Our trade agreements are lowering tariffs and unlocking new opportunities for food exporters and the farmers that supply them. The Department for International Trade supports such businesses to capitalise on those opportunities, expand into new markets and sell fantastic British produce overseas.
Our fantastic farmers in Cumbria and the wider UK produce world-class food with the highest animal welfare and environmental standards. We should be very proud of that—we can be a beacon to the rest of the world. What reassurances can my right hon. Friend give to the farmers in Penrith and The Border and throughout the UK that those high standards will be upheld in future trade deals, and that meaningful parliamentary scrutiny will be possible, not least through the urgent establishment of the new Trade and Agriculture Commission?
Just as the Cumbrian farmers are doing well, may I say how proud I am of my Northumbrian farmers who, just across the way, are similarly producing some of the finest food in the world? My hon. Friend is quite right: the new Trade and Agriculture Commission will play an important role in scrutinising trade agreements after signature. Applications are being considered and we hope to be able to announce the membership and the details very shortly. The commission will be in place to scrutinise, first of all, the free trade agreement with Australia when we sign it.
Export markets are increasing for Welsh farmers as we look to the US market for lamb opening up once more. There is also the export success of farms in my constituency of Clwyd South, such as Knolton farmhouse cheese and the increased beef exports by the Rhug estate. Will my right hon. Friend redouble her efforts to ensure that future trade deals open up even more global markets for Welsh and UK farmers?
Wales produces some of the UK’s most iconic food products and we have already unlocked new markets to increase opportunities—for example, gaining access for UK lamb, poultry and beef to Japan. We want to unlock even more opportunities for Welsh farmers and exporters and we will be working closely with the Welsh farming industry as we seek to do so.
On behalf of my constituent, Irene Fowlie, may I thank the Department, along with the Department for Environment, Food and Rural Affairs, for its help in facilitating the export of high-quality pedigree Essie Suffolk sheep to Georgia earlier this year? May I ask my right hon. Friend, whom I welcome to her new role, how we can improve access to new export routes for other high-quality agricultural produce, particularly from Scotland?

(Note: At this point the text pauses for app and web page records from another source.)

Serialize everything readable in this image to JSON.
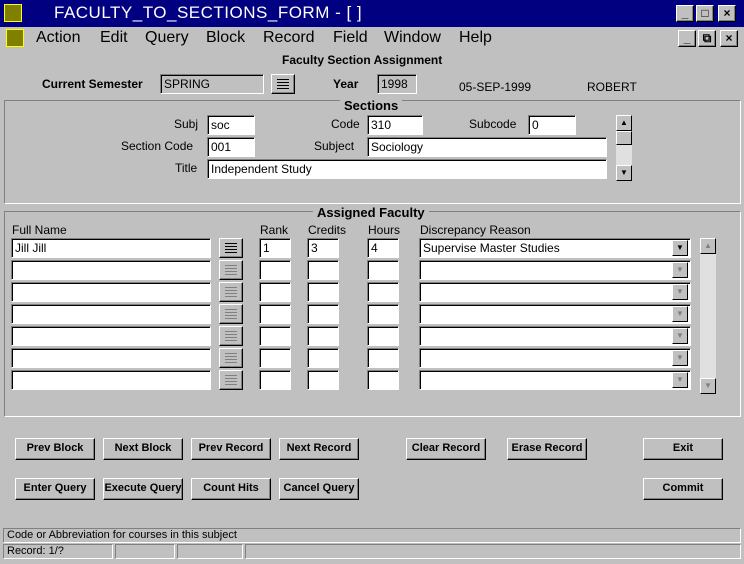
{
  "window": {
    "title": "FACULTY_TO_SECTIONS_FORM - [ ]"
  },
  "menu": {
    "items": [
      "Action",
      "Edit",
      "Query",
      "Block",
      "Record",
      "Field",
      "Window",
      "Help"
    ]
  },
  "form": {
    "title": "Faculty Section Assignment",
    "current_semester_label": "Current Semester",
    "current_semester_value": "SPRING",
    "year_label": "Year",
    "year_value": "1998",
    "date": "05-SEP-1999",
    "user": "ROBERT"
  },
  "sections": {
    "legend": "Sections",
    "subj_label": "Subj",
    "subj_value": "soc",
    "code_label": "Code",
    "code_value": "310",
    "subcode_label": "Subcode",
    "subcode_value": "0",
    "section_code_label": "Section Code",
    "section_code_value": "001",
    "subject_label": "Subject",
    "subject_value": "Sociology",
    "title_label": "Title",
    "title_value": "Independent Study"
  },
  "faculty": {
    "legend": "Assigned Faculty",
    "columns": {
      "full_name": "Full Name",
      "rank": "Rank",
      "credits": "Credits",
      "hours": "Hours",
      "discrepancy": "Discrepancy Reason"
    },
    "rows": [
      {
        "full_name": "Jill  Jill",
        "rank": "1",
        "credits": "3",
        "hours": "4",
        "discrepancy": "Supervise Master Studies"
      },
      {
        "full_name": "",
        "rank": "",
        "credits": "",
        "hours": "",
        "discrepancy": ""
      },
      {
        "full_name": "",
        "rank": "",
        "credits": "",
        "hours": "",
        "discrepancy": ""
      },
      {
        "full_name": "",
        "rank": "",
        "credits": "",
        "hours": "",
        "discrepancy": ""
      },
      {
        "full_name": "",
        "rank": "",
        "credits": "",
        "hours": "",
        "discrepancy": ""
      },
      {
        "full_name": "",
        "rank": "",
        "credits": "",
        "hours": "",
        "discrepancy": ""
      },
      {
        "full_name": "",
        "rank": "",
        "credits": "",
        "hours": "",
        "discrepancy": ""
      }
    ]
  },
  "buttons": {
    "prev_block": "Prev Block",
    "next_block": "Next Block",
    "prev_record": "Prev Record",
    "next_record": "Next Record",
    "clear_record": "Clear Record",
    "erase_record": "Erase Record",
    "exit": "Exit",
    "enter_query": "Enter Query",
    "execute_query": "Execute Query",
    "count_hits": "Count Hits",
    "cancel_query": "Cancel Query",
    "commit": "Commit"
  },
  "status": {
    "hint": "Code or Abbreviation for courses in this subject",
    "record": "Record: 1/?"
  },
  "icons": {
    "app": "oracle-forms-app-icon",
    "lov": "list-of-values-icon",
    "dropdown": "chevron-down-icon"
  }
}
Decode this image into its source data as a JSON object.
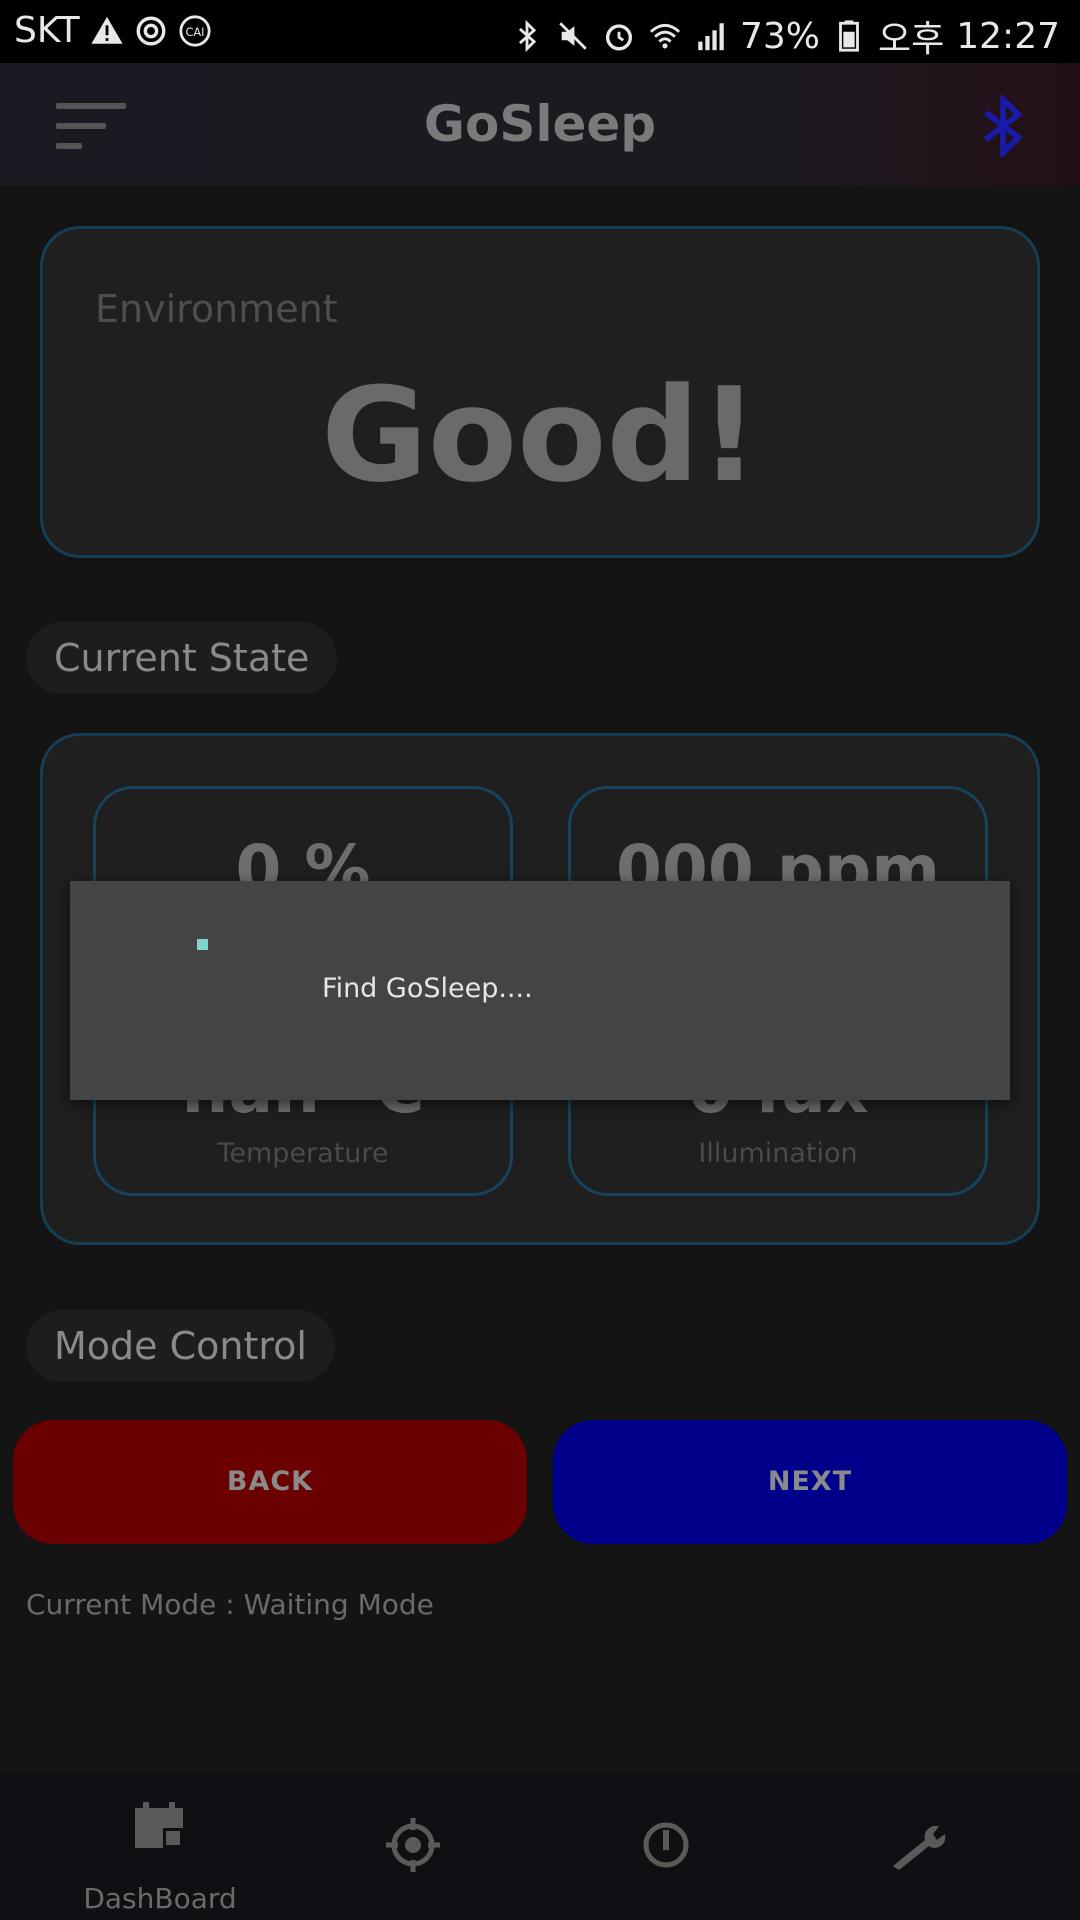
{
  "status_bar": {
    "carrier": "SKT",
    "battery_percent": "73%",
    "ampm": "오후",
    "time": "12:27",
    "icons_left": [
      "warning-icon",
      "sync-icon",
      "cai-icon"
    ],
    "icons_right": [
      "bluetooth-icon",
      "mute-icon",
      "alarm-icon",
      "wifi-icon",
      "signal-icon",
      "battery-icon"
    ]
  },
  "app_bar": {
    "title": "GoSleep",
    "menu_icon": "sort-menu-icon",
    "bluetooth_icon": "bluetooth-icon",
    "bluetooth_color": "#1a1aa8"
  },
  "environment": {
    "label": "Environment",
    "value": "Good!"
  },
  "current_state": {
    "heading": "Current State",
    "tiles": [
      {
        "value": "0 %",
        "label": ""
      },
      {
        "value": "000 ppm",
        "label": ""
      },
      {
        "value": "nan °C",
        "label": "Temperature"
      },
      {
        "value": "0 lux",
        "label": "Illumination"
      }
    ]
  },
  "mode_control": {
    "heading": "Mode Control",
    "back_label": "BACK",
    "next_label": "NEXT",
    "back_color": "#6b0000",
    "next_color": "#00008a",
    "current_mode_text": "Current Mode : Waiting Mode"
  },
  "bottom_nav": {
    "items": [
      {
        "icon": "dashboard-icon",
        "label": "DashBoard"
      },
      {
        "icon": "target-icon",
        "label": ""
      },
      {
        "icon": "power-icon",
        "label": ""
      },
      {
        "icon": "wrench-icon",
        "label": ""
      }
    ]
  },
  "dialog": {
    "message": "Find GoSleep....",
    "spinner_color": "#7fd4c9"
  }
}
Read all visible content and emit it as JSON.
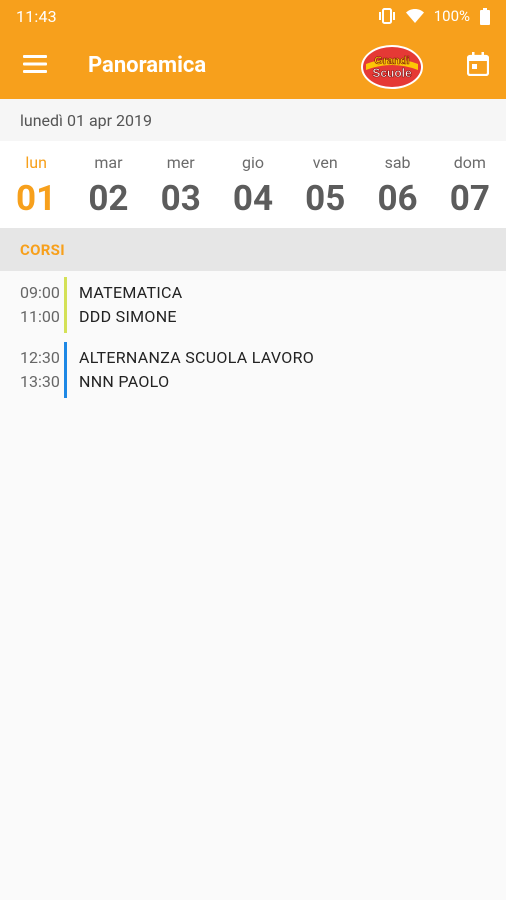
{
  "status": {
    "time": "11:43",
    "battery": "100%"
  },
  "toolbar": {
    "title": "Panoramica",
    "logo_line1": "Grandi",
    "logo_line2": "Scuole"
  },
  "date_label": "lunedì 01 apr 2019",
  "week": [
    {
      "name": "lun",
      "num": "01",
      "active": true
    },
    {
      "name": "mar",
      "num": "02",
      "active": false
    },
    {
      "name": "mer",
      "num": "03",
      "active": false
    },
    {
      "name": "gio",
      "num": "04",
      "active": false
    },
    {
      "name": "ven",
      "num": "05",
      "active": false
    },
    {
      "name": "sab",
      "num": "06",
      "active": false
    },
    {
      "name": "dom",
      "num": "07",
      "active": false
    }
  ],
  "section": {
    "title": "CORSI"
  },
  "courses": [
    {
      "start": "09:00",
      "end": "11:00",
      "subject": "MATEMATICA",
      "teacher": "DDD SIMONE",
      "color": "#d4e157"
    },
    {
      "start": "12:30",
      "end": "13:30",
      "subject": "ALTERNANZA SCUOLA LAVORO",
      "teacher": "NNN PAOLO",
      "color": "#1e88e5"
    }
  ],
  "colors": {
    "accent": "#f7a01c"
  }
}
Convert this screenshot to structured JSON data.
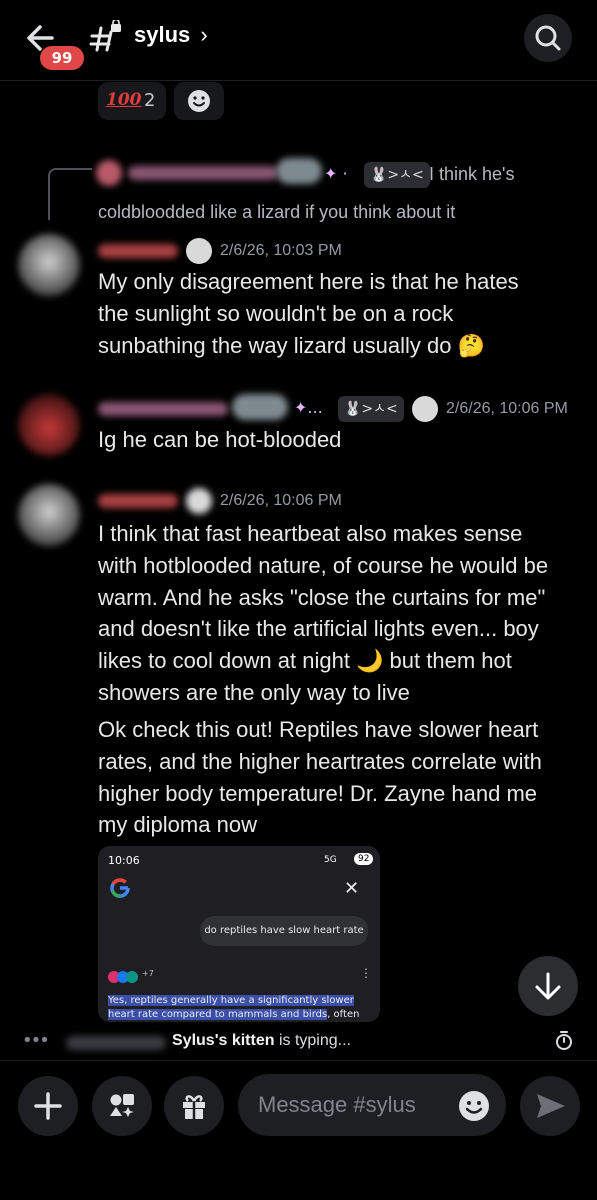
{
  "header": {
    "badge_count": "99",
    "channel_name": "sylus",
    "channel_chevron": "›"
  },
  "reactions": [
    {
      "emoji": "100",
      "count": "2"
    }
  ],
  "reply": {
    "tag_text": "🐰>ㅅ<",
    "text_line1": "I think he's",
    "text_line2": "coldbloodded like a lizard if you think about it"
  },
  "messages": [
    {
      "time": "2/6/26, 10:03 PM",
      "lines": [
        "My only disagreement here is that he hates",
        "the sunlight so wouldn't be on a rock",
        "sunbathing the way lizard usually do 🤔"
      ]
    },
    {
      "tag_text": "🐰>ㅅ<",
      "time": "2/6/26, 10:06 PM",
      "lines": [
        "Ig he can be hot-blooded"
      ]
    },
    {
      "time": "2/6/26, 10:06 PM",
      "lines": [
        "I think that fast heartbeat also makes sense",
        "with hotblooded nature, of course he would be",
        "warm. And he asks \"close the curtains for me\"",
        "and doesn't like the artificial lights even... boy",
        "likes to cool down at night 🌙 but them hot",
        "showers are the only way to live"
      ],
      "lines2": [
        "Ok check this out! Reptiles have slower heart",
        "rates, and the higher heartrates correlate with",
        "higher body temperature! Dr. Zayne hand me",
        "my diploma now"
      ]
    }
  ],
  "attachment": {
    "status_time": "10:06",
    "status_right": "5G",
    "battery": "92",
    "query": "do reptiles have slow heart rate",
    "source_count": "+7",
    "highlight": "Yes, reptiles generally have a significantly slower heart rate compared to mammals and birds",
    "rest": ", often beating only"
  },
  "typing": {
    "user": "Sylus's kitten",
    "suffix": " is typing..."
  },
  "composer": {
    "placeholder": "Message #sylus"
  },
  "colors": {
    "badge": "#e04848",
    "background": "#000000",
    "surface": "#1e1f22"
  }
}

My hon. Friend is a great champion of all the wonderful produce coming out of Scotland and I thank him for his continued efforts. He will be pleased to know that we launched the export support service on 1 October, which will be there to help existing and potentially new exporters with some of those new markets. We have also established a new team in Edinburgh, which is building great networks, and we are committed to enhancing our support for businesses across Scotland to help us showcase the amazing goods and services from every corner of that nation.
The House will be aware of the problems facing UK pig farmers; pigs are sadly being culled on farms, partly because of a shortage of labour, but also because of the closure of markets to China. Other European countries have managed to reopen those markets, but the UK has signally failed to do so. What is the Secretary of State doing to address that diplomatic failure?
I will happily pick that up and make sure that the team from the Department for Environment, Food and Rural Affairs gives the hon. Gentleman the most up-to-date information on those pork markets, but we continue to work with all our farmers to make sure that they are able to move their goods to new markets.
Let me begin by welcoming the Secretary of State to her new role. May I associate myself with the remarks that she made about the late David Amess. He was an enthusiastic and lively participant in International Trade questions, as he was with everything that he turned his mind to.
I also look forward to studying the Secretary of State’s response to the Trade and Agriculture Commission report, which I have just learned will be released with a written ministerial statement later today.
On page 54 of the International Trade Department’s June 2020 paper on the strategic approach to free trade with New Zealand, it forecast that an agreement along the lines that I understand the Government announced last night will cause
“a reduction in output and employment…in the UK agriculture sector.”
Does that remain the Secretary of State’s forecast for the impact of last night’s deal?
I will be making an oral statement to the House shortly and I am sure that we all look forward to discussing this issue in more detail. I am very confident that the deal that we struck will provide the opportunity for our wonderful food producers to continue to sell their goods across the world, and, as we make more trade deals, create new markets for them.
I thank the Secretary of State for her answer, but it does rather illustrate why we need a new Trade and Agriculture Commission to provide an independent assessment. After all, last November, the previous Secretary of State told the National Farmers’ Union in Wales:
“We have no intention of ever striking a deal that doesn’t benefit farmers, but we have provided checks and balances in the form of the Trade and Agriculture Commission.”
Can the Secretary of State confirm that the new TAC will be asked to examine the proposed deals with Australia and New Zealand and tell us simply whether these deals benefit our farmers?
The new TAC will be charged with some very clear direction, and given independence for it to be able to scrutinise both the Australian and New Zealand trade deals and all the other trade deals that we are looking to strike in the months and years ahead.